The thoroughbred industry can thank a single shetland pony mare that lived about 300 years ago for providing the breed’s impressive speed, research suggests.
Scientists have traced the origin of the so-called “speed gene” in thoroughbreds back to a single British mare that lived in the United Kingdom about 300 years ago.
The findings were published today in the scientific journal, Nature Communications.
The origin of the “speed gene” – formally known as the C type myostatin gene variant – was revealed by analysing DNA from hundreds of horses, including DNA extracted from the skeletal remains of 12 celebrated thoroughbred stallions born between 1764 and 1930.
“Changes in racing since the foundation of the thoroughbred have shaped the distribution of ‘speed gene’ types over time and in different racing regions,” said Dr Emmeline Hill, the senior author of the study.
“But we have been able to identify that the original ‘speed gene’ variant entered the thoroughbred from a single founder, which was most likely a British mare about 300 years ago, when local British horse types were the pre-eminent racing horses, prior to the formal foundation of the Thoroughbred racehorse,” said Hall, a genomics scientist at the School of Agriculture and Food Science at the University College Dublin.
The researchers traced all modern variants of the original speed gene to the legendary Nearctic (1954-1973), and attribute the wider expansion of these variants to Northern Dancer (1961-1990), the son of Nearctic, and one of the most influential stallions of modern times.
“Having first identified the ‘speed gene’ in 2010, we decided to see if we could trace the origin of the gene variant using population genetics coupled with pedigree analysis,” Hill said. “We wanted to understand where speed in the thoroughbred came from.
“We traced the economically valuable gene variant by determining ‘speed gene’ type in almost 600 horses from 22 Eurasian and North American horse breeds, museum bone and tooth specimens from 12 legendary thoroughbred stallions, 330 elite performing modern thoroughbreds from three continents, 40 donkeys and two zebras.”
According to co-author, Dr Mim Bower, from the University of Cambridge: “The findings point to a British mare as the most likely single founder of the original ‘speed gene’ because one of the lines of evidence from the research demonstrated that the prize stallions of the 17th and 18th centuries had two copies of the T type speed gene variant (T:T) which is linked to greater stamina.
“At this time in the history of horse racing, races were between two horses competed over multiple heats, at distances of between two to four miles, and repeated until a horse had won the event twice or ‘distanced’ the opponent,” Bower said.
“Horses did not race until they were five or six years old, and then only two or three times in their lives. This is consistent with these horses being T:T types.”
An increased premium on speed and early development arose as two-year-old races became popular during the last century, and in many regions of the world, these preferences remain to this day.
Hill explained: “For example, in Australia, the myostatin ‘speed gene’ type (C:C), which is best suited to fast, short-distance, sprint races, is more common and there is a market-driven demand for horses with at least one copy of the C-type gene variant.

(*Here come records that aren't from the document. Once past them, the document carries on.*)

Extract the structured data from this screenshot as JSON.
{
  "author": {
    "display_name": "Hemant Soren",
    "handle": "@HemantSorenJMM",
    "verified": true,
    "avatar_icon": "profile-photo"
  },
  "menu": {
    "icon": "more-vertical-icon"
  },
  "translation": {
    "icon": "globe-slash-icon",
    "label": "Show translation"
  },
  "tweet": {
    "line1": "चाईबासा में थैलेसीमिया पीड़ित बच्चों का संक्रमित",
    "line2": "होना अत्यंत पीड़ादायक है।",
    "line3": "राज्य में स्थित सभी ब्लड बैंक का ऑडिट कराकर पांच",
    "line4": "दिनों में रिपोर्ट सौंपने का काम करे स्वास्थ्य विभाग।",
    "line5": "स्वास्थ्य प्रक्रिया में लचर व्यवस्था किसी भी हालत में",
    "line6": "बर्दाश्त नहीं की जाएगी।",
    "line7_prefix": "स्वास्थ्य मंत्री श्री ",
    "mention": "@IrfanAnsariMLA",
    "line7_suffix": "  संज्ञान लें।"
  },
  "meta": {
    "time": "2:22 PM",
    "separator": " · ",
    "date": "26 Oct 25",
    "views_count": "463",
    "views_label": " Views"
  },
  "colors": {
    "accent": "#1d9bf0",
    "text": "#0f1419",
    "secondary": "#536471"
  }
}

“This just goes to show the power breeders have to shape the genetic make-up of their horses.
“Decisions regarding the race pattern in each racing jurisdiction and the commercial demand for certain types will also rapidly influence the genetic make-up of the population.”
To identify where the C-type gene variant originated, the researchers analysed DNA samples from more than 20 horse breeds that included representatives of local British and Irish horses, from where female thoroughbred lineages derive, and exotic eastern populations from where male thoroughbred lineages derive.
The study identified the Shetland breed as having the highest frequency of the C-type gene variant. The Shetland represents local British horse types, which were the pre-eminent racing horses prior to the formal foundation of the thoroughbred.
By comparing the diversity of the chromosomes around the C and T-type gene variants, researchers found only a single C-type compared to 11 different T-type gene variants, meaning that the speed gene entered the thoroughbred just once.
“The results show that the ‘speed gene’ entered the thoroughbred from a single founder, which was most likely a British mare about 300 years ago when local British horse types were the preeminent racing horses, prior to the formal foundation of the thoroughbred racehorse,” Hill said.
Collaborators in the study were scientists from Trinity College Dublin, the Russian Academy of Sciences and the Swedish University of Agricultural Sciences. The research was supported by grants from The Horserace Betting Levy Board, Leverhulme Trust, Cambridge Overseas Trust and Science Foundation Ireland.
Hill is a co-founder of Equinome, a University College Dublin spin-out company, which has developed The Equinome Speed Gene Test.
This test is currently being used to identify the optimum racing distance for individual thoroughbred horses.